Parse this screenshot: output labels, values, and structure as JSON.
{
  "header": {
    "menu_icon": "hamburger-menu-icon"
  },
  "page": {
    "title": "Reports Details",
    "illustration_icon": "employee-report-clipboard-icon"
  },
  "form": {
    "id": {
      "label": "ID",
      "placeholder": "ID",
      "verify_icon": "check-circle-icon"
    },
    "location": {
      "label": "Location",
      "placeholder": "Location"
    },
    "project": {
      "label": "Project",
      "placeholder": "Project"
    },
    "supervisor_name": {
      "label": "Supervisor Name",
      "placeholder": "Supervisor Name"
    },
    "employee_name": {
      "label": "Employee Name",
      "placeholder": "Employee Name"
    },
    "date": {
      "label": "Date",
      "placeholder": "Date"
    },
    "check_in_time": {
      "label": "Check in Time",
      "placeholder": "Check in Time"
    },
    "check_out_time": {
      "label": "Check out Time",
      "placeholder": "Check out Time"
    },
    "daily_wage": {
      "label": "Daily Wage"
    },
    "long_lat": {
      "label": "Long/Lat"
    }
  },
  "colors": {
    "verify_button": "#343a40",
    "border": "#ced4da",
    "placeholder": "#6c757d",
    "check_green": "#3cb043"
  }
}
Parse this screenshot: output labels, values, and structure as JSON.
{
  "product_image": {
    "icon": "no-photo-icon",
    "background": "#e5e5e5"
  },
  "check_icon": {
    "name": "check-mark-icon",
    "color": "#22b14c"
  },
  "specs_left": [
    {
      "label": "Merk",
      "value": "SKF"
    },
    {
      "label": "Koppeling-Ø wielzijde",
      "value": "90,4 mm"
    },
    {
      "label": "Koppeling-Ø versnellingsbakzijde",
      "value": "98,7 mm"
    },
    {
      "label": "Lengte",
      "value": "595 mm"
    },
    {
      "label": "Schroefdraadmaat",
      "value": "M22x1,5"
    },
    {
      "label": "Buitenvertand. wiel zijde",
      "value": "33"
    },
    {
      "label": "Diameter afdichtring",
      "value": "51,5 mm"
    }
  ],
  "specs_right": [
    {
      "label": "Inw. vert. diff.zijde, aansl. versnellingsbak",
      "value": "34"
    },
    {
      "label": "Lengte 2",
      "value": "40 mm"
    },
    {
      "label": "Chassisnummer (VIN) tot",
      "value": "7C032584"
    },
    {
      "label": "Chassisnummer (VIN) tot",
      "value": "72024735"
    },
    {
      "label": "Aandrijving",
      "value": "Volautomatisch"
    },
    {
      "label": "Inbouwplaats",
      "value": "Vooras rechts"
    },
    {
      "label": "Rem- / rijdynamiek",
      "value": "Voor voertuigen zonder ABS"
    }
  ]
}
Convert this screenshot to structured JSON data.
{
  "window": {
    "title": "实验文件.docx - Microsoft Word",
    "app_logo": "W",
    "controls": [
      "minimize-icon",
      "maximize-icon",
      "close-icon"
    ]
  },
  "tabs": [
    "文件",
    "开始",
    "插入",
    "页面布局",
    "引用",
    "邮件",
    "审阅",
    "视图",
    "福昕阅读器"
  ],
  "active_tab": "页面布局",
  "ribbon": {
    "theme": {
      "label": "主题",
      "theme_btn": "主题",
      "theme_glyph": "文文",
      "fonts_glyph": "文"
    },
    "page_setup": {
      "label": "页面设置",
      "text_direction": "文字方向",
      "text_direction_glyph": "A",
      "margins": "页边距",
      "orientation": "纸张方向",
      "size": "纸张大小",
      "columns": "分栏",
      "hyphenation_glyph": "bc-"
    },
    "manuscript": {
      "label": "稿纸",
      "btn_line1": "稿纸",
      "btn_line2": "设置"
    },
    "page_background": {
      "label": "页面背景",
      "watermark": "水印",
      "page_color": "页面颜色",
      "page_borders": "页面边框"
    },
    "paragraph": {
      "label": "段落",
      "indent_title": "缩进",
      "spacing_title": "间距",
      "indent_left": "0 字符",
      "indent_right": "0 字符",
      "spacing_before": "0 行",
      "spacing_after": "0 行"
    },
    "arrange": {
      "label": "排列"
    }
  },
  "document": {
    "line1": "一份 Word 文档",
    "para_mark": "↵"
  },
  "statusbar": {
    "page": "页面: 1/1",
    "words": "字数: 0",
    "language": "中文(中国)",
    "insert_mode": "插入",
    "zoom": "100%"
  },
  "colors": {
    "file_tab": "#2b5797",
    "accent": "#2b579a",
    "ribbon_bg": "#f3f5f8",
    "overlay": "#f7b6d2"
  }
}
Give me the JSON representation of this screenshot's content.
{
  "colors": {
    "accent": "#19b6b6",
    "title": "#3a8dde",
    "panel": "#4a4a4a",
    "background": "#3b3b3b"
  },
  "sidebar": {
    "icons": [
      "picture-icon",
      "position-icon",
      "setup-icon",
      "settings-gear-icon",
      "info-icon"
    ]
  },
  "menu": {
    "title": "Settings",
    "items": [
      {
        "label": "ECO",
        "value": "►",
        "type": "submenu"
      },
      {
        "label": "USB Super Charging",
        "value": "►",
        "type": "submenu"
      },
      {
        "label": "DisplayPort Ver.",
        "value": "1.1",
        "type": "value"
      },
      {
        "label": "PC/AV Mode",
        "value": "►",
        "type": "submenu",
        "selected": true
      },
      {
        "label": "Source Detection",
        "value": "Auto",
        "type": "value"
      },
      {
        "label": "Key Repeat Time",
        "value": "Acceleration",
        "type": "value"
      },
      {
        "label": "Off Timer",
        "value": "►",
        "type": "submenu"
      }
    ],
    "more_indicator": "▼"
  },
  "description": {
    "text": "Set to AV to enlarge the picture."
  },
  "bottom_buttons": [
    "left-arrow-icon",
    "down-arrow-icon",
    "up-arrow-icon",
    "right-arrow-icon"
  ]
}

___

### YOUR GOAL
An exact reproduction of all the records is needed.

### SOLUTION
Parse this screenshot: output labels, values, and structure as JSON.
{
  "header": {
    "menu_icon": "hamburger-menu-icon"
  },
  "page": {
    "title": "Reports Details",
    "illustration_icon": "employee-report-clipboard-icon"
  },
  "form": {
    "id": {
      "label": "ID",
      "placeholder": "ID",
      "verify_icon": "check-circle-icon"
    },
    "location": {
      "label": "Location",
      "placeholder": "Location"
    },
    "project": {
      "label": "Project",
      "placeholder": "Project"
    },
    "supervisor_name": {
      "label": "Supervisor Name",
      "placeholder": "Supervisor Name"
    },
    "employee_name": {
      "label": "Employee Name",
      "placeholder": "Employee Name"
    },
    "date": {
      "label": "Date",
      "placeholder": "Date"
    },
    "check_in_time": {
      "label": "Check in Time",
      "placeholder": "Check in Time"
    },
    "check_out_time": {
      "label": "Check out Time",
      "placeholder": "Check out Time"
    },
    "daily_wage": {
      "label": "Daily Wage"
    },
    "long_lat": {
      "label": "Long/Lat"
    }
  },
  "colors": {
    "verify_button": "#343a40",
    "border": "#ced4da",
    "placeholder": "#6c757d",
    "check_green": "#3cb043"
  }
}
Parse this screenshot: output labels, values, and structure as JSON.
{
  "product_image": {
    "icon": "no-photo-icon",
    "background": "#e5e5e5"
  },
  "check_icon": {
    "name": "check-mark-icon",
    "color": "#22b14c"
  },
  "specs_left": [
    {
      "label": "Merk",
      "value": "SKF"
    },
    {
      "label": "Koppeling-Ø wielzijde",
      "value": "90,4 mm"
    },
    {
      "label": "Koppeling-Ø versnellingsbakzijde",
      "value": "98,7 mm"
    },
    {
      "label": "Lengte",
      "value": "595 mm"
    },
    {
      "label": "Schroefdraadmaat",
      "value": "M22x1,5"
    },
    {
      "label": "Buitenvertand. wiel zijde",
      "value": "33"
    },
    {
      "label": "Diameter afdichtring",
      "value": "51,5 mm"
    }
  ],
  "specs_right": [
    {
      "label": "Inw. vert. diff.zijde, aansl. versnellingsbak",
      "value": "34"
    },
    {
      "label": "Lengte 2",
      "value": "40 mm"
    },
    {
      "label": "Chassisnummer (VIN) tot",
      "value": "7C032584"
    },
    {
      "label": "Chassisnummer (VIN) tot",
      "value": "72024735"
    },
    {
      "label": "Aandrijving",
      "value": "Volautomatisch"
    },
    {
      "label": "Inbouwplaats",
      "value": "Vooras rechts"
    },
    {
      "label": "Rem- / rijdynamiek",
      "value": "Voor voertuigen zonder ABS"
    }
  ]
}
Convert this screenshot to structured JSON data.
{
  "window": {
    "title": "实验文件.docx - Microsoft Word",
    "app_logo": "W",
    "controls": [
      "minimize-icon",
      "maximize-icon",
      "close-icon"
    ]
  },
  "tabs": [
    "文件",
    "开始",
    "插入",
    "页面布局",
    "引用",
    "邮件",
    "审阅",
    "视图",
    "福昕阅读器"
  ],
  "active_tab": "页面布局",
  "ribbon": {
    "theme": {
      "label": "主题",
      "theme_btn": "主题",
      "theme_glyph": "文文",
      "fonts_glyph": "文"
    },
    "page_setup": {
      "label": "页面设置",
      "text_direction": "文字方向",
      "text_direction_glyph": "A",
      "margins": "页边距",
      "orientation": "纸张方向",
      "size": "纸张大小",
      "columns": "分栏",
      "hyphenation_glyph": "bc-"
    },
    "manuscript": {
      "label": "稿纸",
      "btn_line1": "稿纸",
      "btn_line2": "设置"
    },
    "page_background": {
      "label": "页面背景",
      "watermark": "水印",
      "page_color": "页面颜色",
      "page_borders": "页面边框"
    },
    "paragraph": {
      "label": "段落",
      "indent_title": "缩进",
      "spacing_title": "间距",
      "indent_left": "0 字符",
      "indent_right": "0 字符",
      "spacing_before": "0 行",
      "spacing_after": "0 行"
    },
    "arrange": {
      "label": "排列"
    }
  },
  "document": {
    "line1": "一份 Word 文档",
    "para_mark": "↵"
  },
  "statusbar": {
    "page": "页面: 1/1",
    "words": "字数: 0",
    "language": "中文(中国)",
    "insert_mode": "插入",
    "zoom": "100%"
  },
  "colors": {
    "file_tab": "#2b5797",
    "accent": "#2b579a",
    "ribbon_bg": "#f3f5f8",
    "overlay": "#f7b6d2"
  }
}
Give me the JSON representation of this screenshot's content.
{
  "colors": {
    "accent": "#19b6b6",
    "title": "#3a8dde",
    "panel": "#4a4a4a",
    "background": "#3b3b3b"
  },
  "sidebar": {
    "icons": [
      "picture-icon",
      "position-icon",
      "setup-icon",
      "settings-gear-icon",
      "info-icon"
    ]
  },
  "menu": {
    "title": "Settings",
    "items": [
      {
        "label": "ECO",
        "value": "►",
        "type": "submenu"
      },
      {
        "label": "USB Super Charging",
        "value": "►",
        "type": "submenu"
      },
      {
        "label": "DisplayPort Ver.",
        "value": "1.1",
        "type": "value"
      },
      {
        "label": "PC/AV Mode",
        "value": "►",
        "type": "submenu",
        "selected": true
      },
      {
        "label": "Source Detection",
        "value": "Auto",
        "type": "value"
      },
      {
        "label": "Key Repeat Time",
        "value": "Acceleration",
        "type": "value"
      },
      {
        "label": "Off Timer",
        "value": "►",
        "type": "submenu"
      }
    ],
    "more_indicator": "▼"
  },
  "description": {
    "text": "Set to AV to enlarge the picture."
  },
  "bottom_buttons": [
    "left-arrow-icon",
    "down-arrow-icon",
    "up-arrow-icon",
    "right-arrow-icon"
  ]
}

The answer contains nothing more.